Investing.com – The yen weakened further in Asia on Monday with trade data showing better than expected figures though exports and imports declined notably ahead of a week that will see the Fed and the Bank of Japan comment on monetary policy.
In Japan, the adjusted trade balance came in at a surplus of ¥33 billion, better than the ¥24 billion seen and imports eased 18.8%, less than the 19.7% drop expected and exports fell 7.4%, less than the 11.6% decline seen.

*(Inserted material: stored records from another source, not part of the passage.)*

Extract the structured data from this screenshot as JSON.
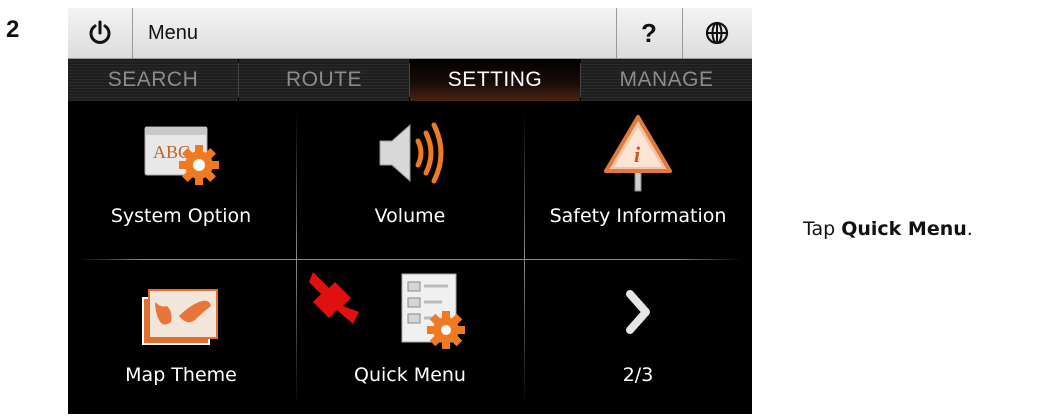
{
  "step": {
    "number": "2"
  },
  "topbar": {
    "power_icon": "power-icon",
    "title": "Menu",
    "help_label": "?",
    "globe_icon": "globe-icon"
  },
  "tabs": [
    {
      "label": "SEARCH",
      "active": false
    },
    {
      "label": "ROUTE",
      "active": false
    },
    {
      "label": "SETTING",
      "active": true
    },
    {
      "label": "MANAGE",
      "active": false
    }
  ],
  "tiles": [
    {
      "label": "System Option",
      "icon": "system-option-icon"
    },
    {
      "label": "Volume",
      "icon": "volume-icon"
    },
    {
      "label": "Safety Information",
      "icon": "safety-info-icon"
    },
    {
      "label": "Map Theme",
      "icon": "map-theme-icon"
    },
    {
      "label": "Quick Menu",
      "icon": "quick-menu-icon"
    },
    {
      "label": "2/3",
      "icon": "next-page-icon"
    }
  ],
  "system_option_icon_text": "ABC",
  "instruction": {
    "prefix": "Tap ",
    "emphasis": "Quick Menu",
    "suffix": "."
  },
  "colors": {
    "accent_orange": "#f07a22",
    "pointer_red": "#e01010",
    "screen_bg": "#000000"
  }
}
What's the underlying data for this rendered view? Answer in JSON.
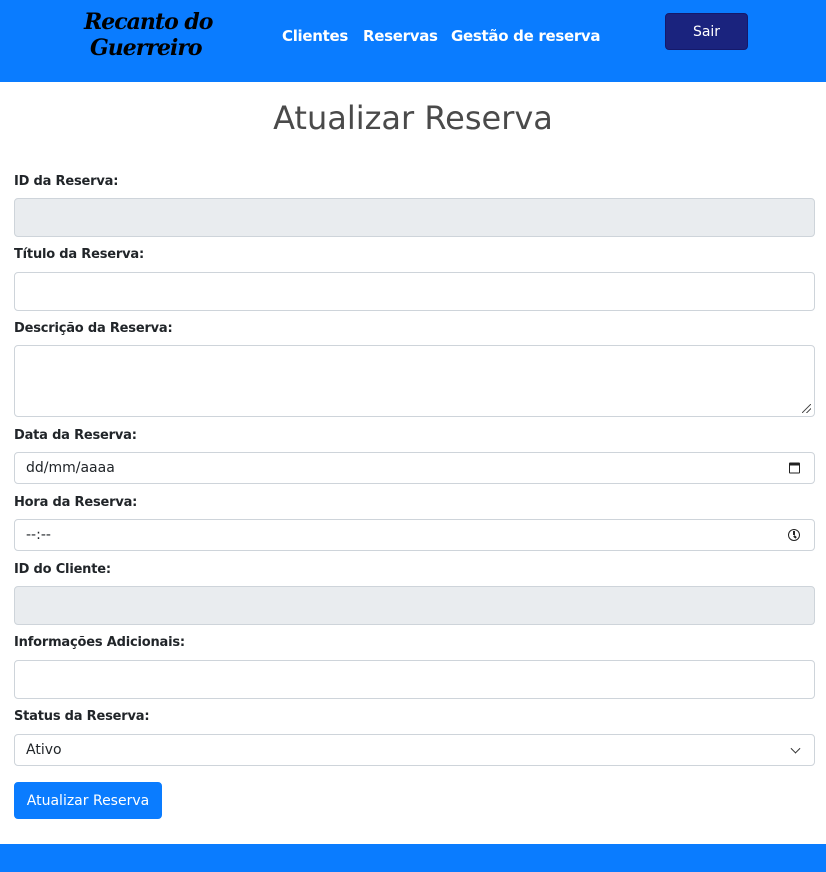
{
  "navbar": {
    "logo_line1": "Recanto do",
    "logo_line2": "Guerreiro",
    "links": [
      "Clientes",
      "Reservas",
      "Gestão de reserva"
    ],
    "logout_label": "Sair"
  },
  "page": {
    "title": "Atualizar Reserva"
  },
  "form": {
    "id_reserva": {
      "label": "ID da Reserva:",
      "value": ""
    },
    "titulo": {
      "label": "Título da Reserva:",
      "value": ""
    },
    "descricao": {
      "label": "Descrição da Reserva:",
      "value": ""
    },
    "data": {
      "label": "Data da Reserva:",
      "placeholder": "dd/mm/aaaa"
    },
    "hora": {
      "label": "Hora da Reserva:",
      "placeholder": "--:--"
    },
    "id_cliente": {
      "label": "ID do Cliente:",
      "value": ""
    },
    "info": {
      "label": "Informações Adicionais:",
      "value": ""
    },
    "status": {
      "label": "Status da Reserva:",
      "selected": "Ativo"
    },
    "submit_label": "Atualizar Reserva"
  },
  "colors": {
    "primary": "#0a7cff",
    "logout": "#1a237e",
    "readonly_field": "#e9ecef"
  },
  "icons": {
    "date": "calendar-icon",
    "time": "clock-icon",
    "select": "chevron-down-icon"
  }
}
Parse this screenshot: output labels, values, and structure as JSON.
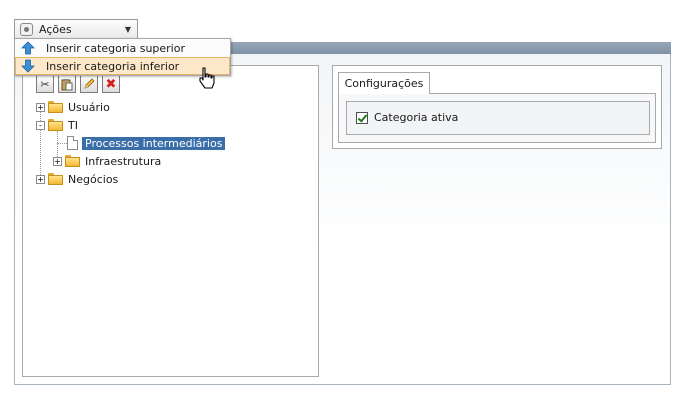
{
  "actions": {
    "label": "Ações",
    "menu": [
      {
        "label": "Inserir categoria superior",
        "icon": "arrow-up-icon",
        "color": "#3b8fd9"
      },
      {
        "label": "Inserir categoria inferior",
        "icon": "arrow-down-icon",
        "color": "#3b8fd9",
        "hovered": true
      }
    ]
  },
  "toolbar": {
    "buttons": [
      {
        "icon": "scissors-icon"
      },
      {
        "icon": "paste-icon"
      },
      {
        "icon": "pencil-icon"
      },
      {
        "icon": "delete-icon"
      }
    ]
  },
  "tree": {
    "nodes": [
      {
        "label": "Usuário",
        "expander": "+"
      },
      {
        "label": "TI",
        "expander": "-"
      },
      {
        "label": "Processos intermediários",
        "selected": true
      },
      {
        "label": "Infraestrutura",
        "expander": "+"
      },
      {
        "label": "Negócios",
        "expander": "+"
      }
    ]
  },
  "config": {
    "tab_label": "Configurações",
    "checkbox_label": "Categoria ativa",
    "checked": true
  },
  "colors": {
    "header_bar": "#8b9bad",
    "selection": "#3a6ea8",
    "menu_hover": "#fde9c9"
  }
}
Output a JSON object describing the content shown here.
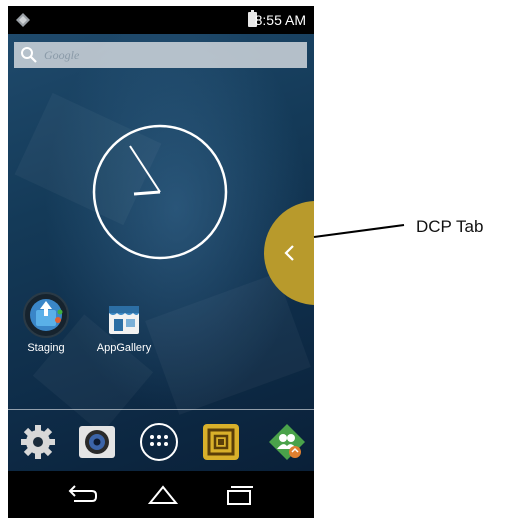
{
  "status_bar": {
    "time": "8:55 AM"
  },
  "search": {
    "placeholder": "Google"
  },
  "clock_widget": {
    "hour_hand": "10 o'clock",
    "minute_hand": "~54 min"
  },
  "apps": [
    {
      "label": "Staging",
      "icon": "staging-icon"
    },
    {
      "label": "AppGallery",
      "icon": "appgallery-icon"
    }
  ],
  "dock": [
    {
      "icon": "settings-gear-icon"
    },
    {
      "icon": "camera-icon"
    },
    {
      "icon": "app-drawer-icon"
    },
    {
      "icon": "dcp-scan-icon"
    },
    {
      "icon": "people-sync-icon"
    }
  ],
  "navigation": [
    "back-icon",
    "home-icon",
    "recents-icon"
  ],
  "callout": {
    "label": "DCP Tab"
  },
  "colors": {
    "dcp_tab": "#b89a2c",
    "wallpaper": "#143a58",
    "dock_highlight": "#d9b02a"
  }
}
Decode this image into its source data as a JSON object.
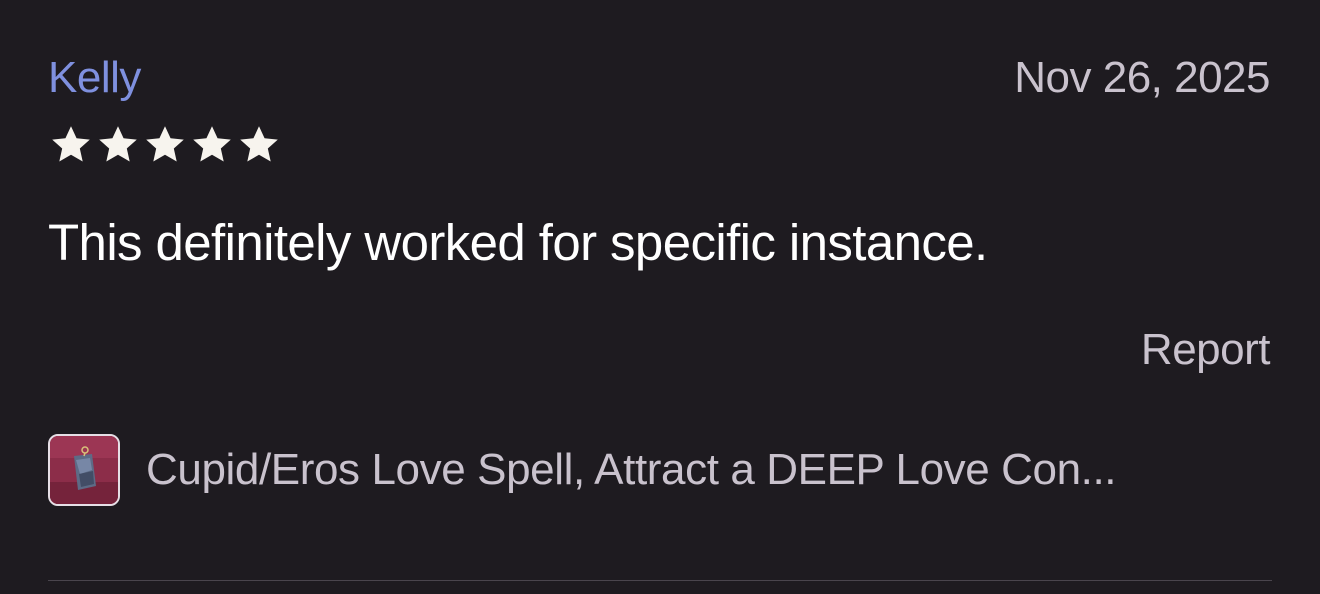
{
  "review": {
    "reviewer_name": "Kelly",
    "date": "Nov 26, 2025",
    "rating": 5,
    "rating_max": 5,
    "body": "This definitely worked for specific instance.",
    "report_label": "Report",
    "product": {
      "title": "Cupid/Eros Love Spell,  Attract a DEEP Love Con...",
      "thumbnail_icon": "product-thumbnail"
    }
  },
  "colors": {
    "background": "#1e1b20",
    "reviewer_name": "#7f90df",
    "secondary_text": "#c9c2cd",
    "primary_text": "#ffffff",
    "star": "#f7f4ee"
  }
}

The overall trade balance came in at a surplus of ¥693 billion, better than the ¥495 billion expected.
The U.S. dollar index, which measures the greenback’s strength against a trade-weighted basket of six major currencies, was up 0.09% at 97.50.
Ahead this week, investors will look to Wednesday’s highly-anticipated Federal Reserve policy statement for fresh guidance on the pace of interest rate hikes over the next several months and a monetary policy announcement from the Bank of Japan on Friday, amid growing expectations for further stimulus.
Last week, the U.S. dollar rallied to a four-month high against a basket of major currencies on Friday, boosted by the diverging monetary policy outlook between the Federal Reserve and other global central banks.
A recent string of better than expected U.S. data reignited speculation that the Federal Reserve will raise interest rates before the end of the year. Interest rate futures are currently pricing in a 45% chance of a rate hike by December, compared with less than 20% a week ago and up from 9% at the start of this month.
For this week, data on U.S., U.K. and European second quarter gross domestic product is also due.